WEBSTER SPRINGS, W.Va. (WCHS/WVAH) — Webster County has two magistrates, but only one works a full-time schedule.
Magistrate Ryan Bruffy is serving his first term. He is in the office every week Monday through Friday and is on call every other week.
It's a different schedule, however, for three-term Magistrate Richard Robertson. He works a week, and then takes a week off, while still bringing home his $57,500 salary.
That means he makes more than $55 an hour for the scheduled time he spends on the bench, while enjoying what amounts to 26 weeks of paid vacation.
The day we were in Webster County, perhaps not surprisingly, Robertson was not at work.
"Do I personally approve of it? I don't," Judge Jack Alsop with West Virginia's 14th Judicial Circuit said. "But I have not had a motion filed before me by an attorney or a request complaining about the schedule or complaining about not being able to get a hearing."
Robertson is able to set his own schedule because how the rule governing magistrate work hours is being interpreted by Alsop. The law says magistrates serving 5,000 or less in population only have to devote the time to their duties required by rule or regulation of the circuit court judge.
If Robertson was in a larger county, the code mandates he would be required to "devote full time to his or her public duties."
"In terms of whether or not it's the best schedule, I wouldn't step in if I didn't think it was the best schedule because I don't think I should substitute my judgment in that regards to a constitutional officer," Alsop said. "If I felt that the job wasn't being done, then I would step in in that regards. This has gone on for approximately eight years, but if the job wasn't being done then I would step in."

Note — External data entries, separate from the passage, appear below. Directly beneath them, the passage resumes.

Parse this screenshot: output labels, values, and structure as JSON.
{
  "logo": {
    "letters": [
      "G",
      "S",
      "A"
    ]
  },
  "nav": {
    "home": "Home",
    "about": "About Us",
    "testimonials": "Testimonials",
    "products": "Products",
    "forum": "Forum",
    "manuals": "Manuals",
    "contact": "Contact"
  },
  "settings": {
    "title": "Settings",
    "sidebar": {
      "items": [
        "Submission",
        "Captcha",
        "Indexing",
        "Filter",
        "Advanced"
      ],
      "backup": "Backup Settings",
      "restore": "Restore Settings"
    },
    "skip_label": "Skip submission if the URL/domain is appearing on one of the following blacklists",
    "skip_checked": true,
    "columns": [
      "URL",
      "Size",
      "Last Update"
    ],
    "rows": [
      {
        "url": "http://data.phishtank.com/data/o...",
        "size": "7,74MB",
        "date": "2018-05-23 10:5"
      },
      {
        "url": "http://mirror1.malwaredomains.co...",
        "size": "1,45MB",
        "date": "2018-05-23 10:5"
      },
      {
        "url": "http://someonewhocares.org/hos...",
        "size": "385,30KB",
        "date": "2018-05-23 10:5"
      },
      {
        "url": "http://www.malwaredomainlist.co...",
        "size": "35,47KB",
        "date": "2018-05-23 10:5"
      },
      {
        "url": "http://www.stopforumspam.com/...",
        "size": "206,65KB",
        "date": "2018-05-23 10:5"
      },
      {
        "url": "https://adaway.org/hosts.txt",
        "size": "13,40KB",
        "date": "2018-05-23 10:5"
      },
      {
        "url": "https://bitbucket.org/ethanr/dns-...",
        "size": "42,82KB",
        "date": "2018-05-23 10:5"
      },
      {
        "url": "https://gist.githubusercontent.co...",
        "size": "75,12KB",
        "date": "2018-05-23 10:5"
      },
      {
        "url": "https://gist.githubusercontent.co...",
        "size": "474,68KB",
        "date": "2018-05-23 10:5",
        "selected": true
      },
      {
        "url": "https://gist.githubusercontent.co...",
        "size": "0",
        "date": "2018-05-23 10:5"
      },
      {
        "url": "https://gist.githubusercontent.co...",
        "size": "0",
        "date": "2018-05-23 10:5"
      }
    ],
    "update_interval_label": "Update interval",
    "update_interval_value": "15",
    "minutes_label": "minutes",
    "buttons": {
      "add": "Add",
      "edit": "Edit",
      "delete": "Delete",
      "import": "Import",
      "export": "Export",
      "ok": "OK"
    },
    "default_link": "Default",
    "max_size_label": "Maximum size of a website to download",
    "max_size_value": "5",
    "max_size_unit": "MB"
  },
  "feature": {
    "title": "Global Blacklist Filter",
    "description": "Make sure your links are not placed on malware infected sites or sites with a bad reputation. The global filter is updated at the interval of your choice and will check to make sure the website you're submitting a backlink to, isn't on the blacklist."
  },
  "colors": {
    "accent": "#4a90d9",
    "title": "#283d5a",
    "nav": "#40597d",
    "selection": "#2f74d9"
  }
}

The West Virginia Supreme Court oversees the state's judiciary, but has no rules in place about how much magistrates actually have to work.
"One size fits all would not be a good way to manage people's time in counties that are so different in population," Jennifer Bundy, public information officer for the West Virginia Supreme Court said. "Some counties have several hundred thousand people and some counties have just a few thousand people. So what works in Kanawha County isn't going to work in Wirt County."
With the Supreme Court and circuit courts failing to step in an mandate how much Robertson should actually work, he will be free to continue putting in six months a year on a $57,000 annual salary provided by West Virginia taxpayers.
Eyewitness News tried to talk with Robertson about his schedule, but he refused our request.
Meanwhile, Webster County Magistrate Bruffy, his assistant, Robertson's assistant and the magistrate court clerk all put in 40-hour work weeks, every week.